  def unapply(m: MethodCall) = Some(m.getScope, m.getName, 

And something more complex which provides both a new-less constructor via apply and a deconstructor via unapply.

object VariableDeclaration {
  def apply(mod: Int, name: String, t: Type): VariableDeclaration = {
     val variable = new VariableDeclarator(new VariableDeclaratorId(name))
     new VariableDeclaration(mod, t, variable :: Nil)
  def unapply(v: VariableDeclaration) = 
    Some(v.getType, toScalaList(v.getVars))

The singleton names matched the type aliases so we had a very Scala-like meta-layer on top of the javaparser AST classes.

Here is a fairly complex example of how the pattern matching could be used in the transforming visitors.

override def visit(nn: Foreach, arg: CompilationUnit): Node = {
  val n = super.visit(nn, arg).asInstanceOf[Foreach]
  n match {
    case Foreach(
      VariableDeclaration(t, v :: Nil),
      MethodCall(scope, "entrySet", Nil), body) => {
        val vid = v.getId.toString
        new Foreach(
          VariableDeclaration(0, "(key, value)", Type.Object),
          scope, n.getBody.accept(toKeyAndValue, vid).asInstanceOf[Block])    
    case _ => n

This looks still quite cryptic if you are not familiar with the AST structure of javaparser, but for the ones familiar with structure of the AST, this is a fairly intuitive way to match AST patterns.


Scalagen provides direct Maven support via a plugin.
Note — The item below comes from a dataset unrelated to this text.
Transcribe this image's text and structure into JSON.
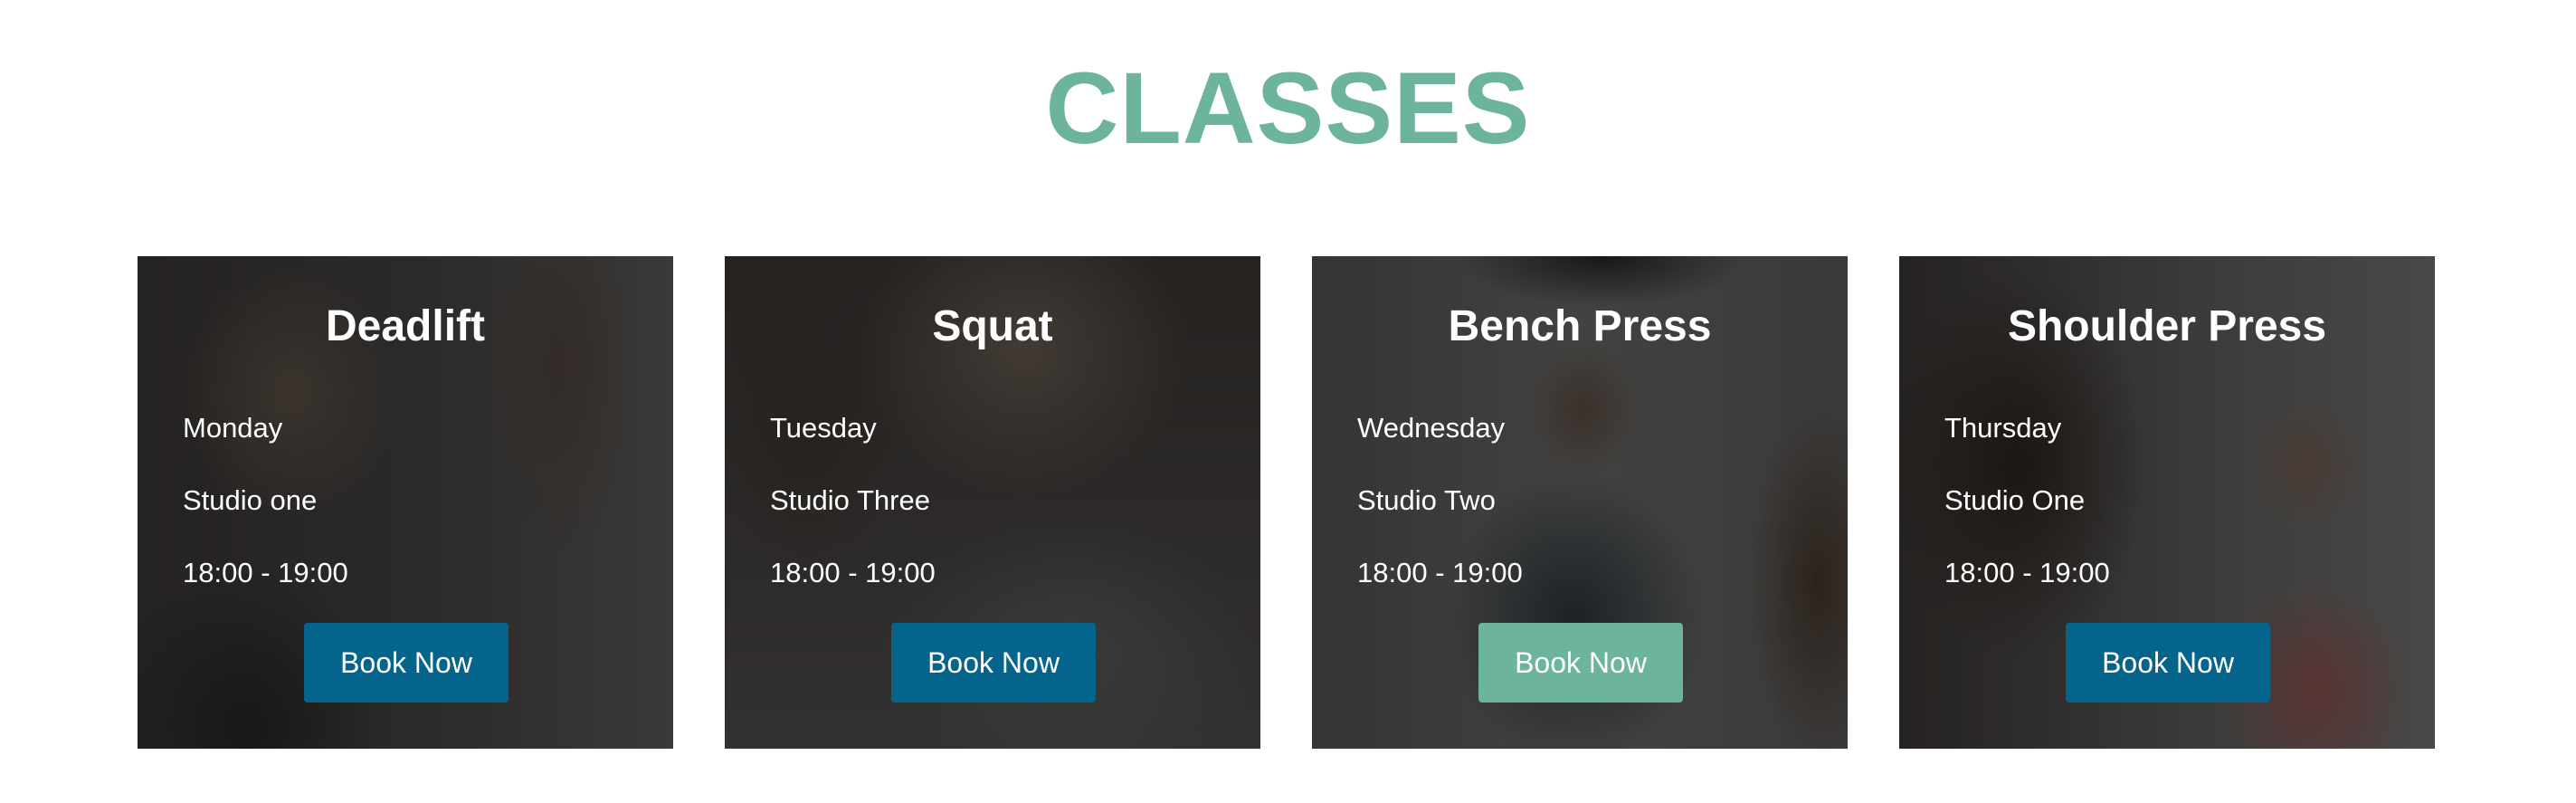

You can use it directly via the command line like this

mvn com.mysema.scalagen:scalagen-maven-plugin:0.1.3:main \

and for test sources

mvn com.mysema.scalagen:scalagen-maven-plugin:0.1.3:test \

Here is the snippet for an explicit configuration in a POM:


To convert main sources run

mvn scalagen:main

and to convert test sources run

mvn scalagen:test

The conversion results are to be seen as a starting point for the Java to Scala conversion. Some elements are not transformed correctly for various reasons and will need manual intervention.


Scalagen is an experimental effort and has still lots of rough edges, but we are open to improvement suggestions and stylistic changes.